Created to Receive Blessing

Our first ancestors, Adam and Eve, were the crowning moment of the creation story. All of God’s preceding creative acts—everything else in the material universe—formed the theater for humanity to flourish as God’s image-bearers. As we’ve already seen in this series, God designed Adam to be in relationship with Himself as well as with Eve. Furthermore, the marital union between the first man and woman was designed for them to “be fruitful and multiply, and fill the earth” (Genesis 1:28) with their offspring.   

Here is a third purpose for which God created the human race: We were made to be the recipients of joy and blessing from the hand of God. He made our race so that He could pour out His goodness on us. Genesis 1:28 says that after Adam and Eve were created, “God blessed them.”

“Blessed” here speaks of something more than a ceremonial consecration. God did not merely invoke some verbal formula of blessing. What this suggests is that He conferred well–being on them. He caused them to prosper. He made them happy.

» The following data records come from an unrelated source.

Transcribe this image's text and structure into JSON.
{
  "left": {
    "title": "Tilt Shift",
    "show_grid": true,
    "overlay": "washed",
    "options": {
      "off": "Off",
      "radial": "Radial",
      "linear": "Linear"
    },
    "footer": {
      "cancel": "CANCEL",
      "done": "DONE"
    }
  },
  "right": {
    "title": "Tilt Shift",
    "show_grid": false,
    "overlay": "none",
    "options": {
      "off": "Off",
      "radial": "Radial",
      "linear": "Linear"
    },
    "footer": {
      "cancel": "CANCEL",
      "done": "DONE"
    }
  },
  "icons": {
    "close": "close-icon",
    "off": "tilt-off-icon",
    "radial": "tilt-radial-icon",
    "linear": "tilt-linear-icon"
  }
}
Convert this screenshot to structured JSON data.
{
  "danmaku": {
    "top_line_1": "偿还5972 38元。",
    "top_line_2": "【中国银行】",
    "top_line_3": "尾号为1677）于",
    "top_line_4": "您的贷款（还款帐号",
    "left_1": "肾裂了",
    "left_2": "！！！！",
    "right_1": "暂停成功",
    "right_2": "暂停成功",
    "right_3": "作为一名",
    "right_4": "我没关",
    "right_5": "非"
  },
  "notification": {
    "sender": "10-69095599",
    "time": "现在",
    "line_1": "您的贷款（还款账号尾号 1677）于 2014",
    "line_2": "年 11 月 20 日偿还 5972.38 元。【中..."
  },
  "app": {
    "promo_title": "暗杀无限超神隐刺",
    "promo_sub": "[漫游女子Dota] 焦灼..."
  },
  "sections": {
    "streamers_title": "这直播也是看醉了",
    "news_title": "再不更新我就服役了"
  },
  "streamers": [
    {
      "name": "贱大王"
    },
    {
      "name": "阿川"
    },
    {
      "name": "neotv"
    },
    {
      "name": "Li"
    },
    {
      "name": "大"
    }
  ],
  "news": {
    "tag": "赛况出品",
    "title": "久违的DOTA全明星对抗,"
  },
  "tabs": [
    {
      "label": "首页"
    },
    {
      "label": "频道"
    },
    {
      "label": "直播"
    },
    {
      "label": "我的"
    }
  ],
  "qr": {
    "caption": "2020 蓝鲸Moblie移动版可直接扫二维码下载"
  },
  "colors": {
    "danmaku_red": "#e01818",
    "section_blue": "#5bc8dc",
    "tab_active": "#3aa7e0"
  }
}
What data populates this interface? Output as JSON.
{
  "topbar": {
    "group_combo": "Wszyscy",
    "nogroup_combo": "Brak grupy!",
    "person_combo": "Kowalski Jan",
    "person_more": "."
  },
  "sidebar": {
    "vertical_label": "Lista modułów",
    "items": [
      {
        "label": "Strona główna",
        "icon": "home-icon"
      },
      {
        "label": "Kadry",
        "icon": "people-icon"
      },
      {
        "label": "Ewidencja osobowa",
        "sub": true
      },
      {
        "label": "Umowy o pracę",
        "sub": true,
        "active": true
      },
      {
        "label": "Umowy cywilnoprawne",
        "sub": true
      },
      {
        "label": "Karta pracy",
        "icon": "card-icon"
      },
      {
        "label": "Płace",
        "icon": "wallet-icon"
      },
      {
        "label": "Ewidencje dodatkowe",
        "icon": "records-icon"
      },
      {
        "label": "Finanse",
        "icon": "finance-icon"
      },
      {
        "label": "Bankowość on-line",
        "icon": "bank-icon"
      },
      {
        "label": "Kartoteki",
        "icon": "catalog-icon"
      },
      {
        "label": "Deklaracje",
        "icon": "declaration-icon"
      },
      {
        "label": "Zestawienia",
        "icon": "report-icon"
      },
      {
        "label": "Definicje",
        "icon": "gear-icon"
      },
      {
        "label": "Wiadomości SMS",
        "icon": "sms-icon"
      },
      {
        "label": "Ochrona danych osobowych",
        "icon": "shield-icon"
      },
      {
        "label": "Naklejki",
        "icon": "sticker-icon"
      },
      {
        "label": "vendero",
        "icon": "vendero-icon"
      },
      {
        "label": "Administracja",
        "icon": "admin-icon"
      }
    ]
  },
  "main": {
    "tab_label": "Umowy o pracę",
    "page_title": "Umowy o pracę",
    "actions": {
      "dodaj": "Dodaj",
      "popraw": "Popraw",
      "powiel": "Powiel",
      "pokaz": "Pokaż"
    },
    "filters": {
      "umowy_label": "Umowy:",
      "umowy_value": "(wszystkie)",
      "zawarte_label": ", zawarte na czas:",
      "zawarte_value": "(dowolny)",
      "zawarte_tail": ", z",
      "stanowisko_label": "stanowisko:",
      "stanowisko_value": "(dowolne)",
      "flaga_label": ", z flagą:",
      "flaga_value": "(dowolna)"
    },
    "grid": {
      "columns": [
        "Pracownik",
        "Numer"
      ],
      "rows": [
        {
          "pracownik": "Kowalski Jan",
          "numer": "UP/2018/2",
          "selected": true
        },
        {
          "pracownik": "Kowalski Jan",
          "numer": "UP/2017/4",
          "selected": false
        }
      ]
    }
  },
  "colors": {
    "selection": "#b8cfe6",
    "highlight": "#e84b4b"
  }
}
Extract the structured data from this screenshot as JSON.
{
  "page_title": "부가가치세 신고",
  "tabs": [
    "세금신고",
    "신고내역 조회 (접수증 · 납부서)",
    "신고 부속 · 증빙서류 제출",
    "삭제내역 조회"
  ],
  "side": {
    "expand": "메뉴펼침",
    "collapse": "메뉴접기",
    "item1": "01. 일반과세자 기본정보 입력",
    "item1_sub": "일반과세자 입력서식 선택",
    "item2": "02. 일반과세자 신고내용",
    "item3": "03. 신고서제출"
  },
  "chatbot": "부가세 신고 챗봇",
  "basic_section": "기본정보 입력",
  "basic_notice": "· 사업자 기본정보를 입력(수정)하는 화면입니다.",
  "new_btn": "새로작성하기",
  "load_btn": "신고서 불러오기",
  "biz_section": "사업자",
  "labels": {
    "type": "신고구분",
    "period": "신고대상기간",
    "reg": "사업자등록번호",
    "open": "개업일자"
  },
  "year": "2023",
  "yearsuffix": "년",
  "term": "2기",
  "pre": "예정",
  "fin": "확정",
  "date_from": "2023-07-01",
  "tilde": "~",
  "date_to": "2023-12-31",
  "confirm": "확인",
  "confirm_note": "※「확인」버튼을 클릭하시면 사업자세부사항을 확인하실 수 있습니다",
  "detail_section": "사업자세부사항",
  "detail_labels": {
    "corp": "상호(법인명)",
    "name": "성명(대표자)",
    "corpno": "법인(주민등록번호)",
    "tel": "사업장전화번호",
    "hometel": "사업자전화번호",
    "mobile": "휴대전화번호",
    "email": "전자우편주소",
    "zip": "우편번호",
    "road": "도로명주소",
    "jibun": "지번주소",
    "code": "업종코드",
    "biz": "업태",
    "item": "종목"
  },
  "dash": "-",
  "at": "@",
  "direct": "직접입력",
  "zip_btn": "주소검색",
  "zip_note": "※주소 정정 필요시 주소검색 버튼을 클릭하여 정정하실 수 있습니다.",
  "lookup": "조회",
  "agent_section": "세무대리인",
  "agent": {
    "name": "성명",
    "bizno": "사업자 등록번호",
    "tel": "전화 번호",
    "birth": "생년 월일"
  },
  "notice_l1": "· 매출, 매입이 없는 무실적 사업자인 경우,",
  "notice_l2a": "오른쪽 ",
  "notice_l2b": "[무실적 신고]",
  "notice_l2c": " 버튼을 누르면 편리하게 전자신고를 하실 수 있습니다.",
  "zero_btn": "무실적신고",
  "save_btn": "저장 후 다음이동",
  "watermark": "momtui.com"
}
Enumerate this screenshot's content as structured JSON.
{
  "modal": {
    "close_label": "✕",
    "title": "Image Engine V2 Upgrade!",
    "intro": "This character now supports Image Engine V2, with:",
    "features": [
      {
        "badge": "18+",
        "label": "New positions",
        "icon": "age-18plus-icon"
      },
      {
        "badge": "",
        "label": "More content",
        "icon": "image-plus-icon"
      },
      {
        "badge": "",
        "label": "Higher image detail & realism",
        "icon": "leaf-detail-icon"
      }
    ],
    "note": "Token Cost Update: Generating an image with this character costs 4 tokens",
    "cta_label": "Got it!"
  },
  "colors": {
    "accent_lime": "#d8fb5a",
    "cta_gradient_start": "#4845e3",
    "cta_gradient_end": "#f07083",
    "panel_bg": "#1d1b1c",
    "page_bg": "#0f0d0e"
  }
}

That is still God’s design for the human race. He wants us to enjoy Him and to enjoy the rich goodness of His creation. The apostle Paul said God “richly supplies us with all things to enjoy” (1 Timothy 6:17). The Old Testament sage wrote, “Here is what I have seen to be good and fitting: to eat, to drink and enjoy oneself in all one’s labor in which he toils under the sun during the few years of his life which God has given him; for this is his reward” (Ecclesiastes 5:18).

And in Adam’s case, all the enjoyment and blessing in the world were his in a paradise untainted by sin or evil. He had all he could ever want, in a perfect environment, with a perfect climate, with an ideal partner, and with a mandate from God to enjoy and use everything (with just one restriction) freely.

Then God said, “Behold, I have given you every plant yielding seed that is on the surface of all the earth, and every tree which has fruit yielding seed; it shall be food for you; and to every beast of the earth and to every bird of the sky and to every thing that moves on the earth which has life, I have given every green plant for food”; and it was so. (Genesis 1:29–30)

Notice that Adam, as well as every other creature in the animal kingdom, was a vegetarian at this point. There was no sin, and therefore there was no death. There could therefore be no carnivores. All the animals were tame, and even those species that are now carnivores were once pure vegetarians. But the world was filled with abundant food, and vast varieties of it. Everywhere Adam looked, food was literally hanging on trees. The whole world reflected the abundant goodness and generosity of God. After all, God could have made a brown sky, brown water, and a colorless world—with nothing to eat but plain rice. But instead, He filled the world with a vast array of wonderful fruits and vegetables. He created all these things for us to enjoy.

And He gave us senses to enjoy them with. Imagine how bland all life would become if we lost the ability to taste and smell. God has given us those capabilities to bless us—to enable us to enjoy to the fullest everything He made. And Adam and Eve were given full and unfettered freedom to enjoy anything they wanted in the garden of God.

Again, however, there was one significant exception. In all the vast array of fruits and vegetables God had created, just one tree was declared off-limits. “The Lord God commanded the man, saying, ‘From any tree of the garden you may eat freely; but from the tree of the knowledge of good and evil you shall not eat, for in the day that you eat from it you will surely die’” (Genesis 2:16–17). They were free to eat all they wanted from any other tree—including the tree of life. But they were forbidden to eat from the tree of the knowledge of good and evil. To eat what was forbidden would bring on them the judgment of God, resulting in their death.

And just one chapter later (Genesis 3), Adam and Eve both did exactly what God had forbidden. They not only brought judgment on themselves and the whole human race, but they also brought a curse on all creation. That which God had made for their pure enjoyment was spoiled by sin. Death entered the world, and along with death, sickness, weeds, hard work, and difficulties of all kinds (Genesis 3:17–19). Sin spoiled that perfect paradise.

But God had originally made it good. He had made it to bless humanity. That was one of His purposes in creation. And even in this sin–spoiled world, He still fulfills that purpose. His creation, even in its fallen state, is filled with blessings for us.

Used with permission from John MacArthur.

Related Blogs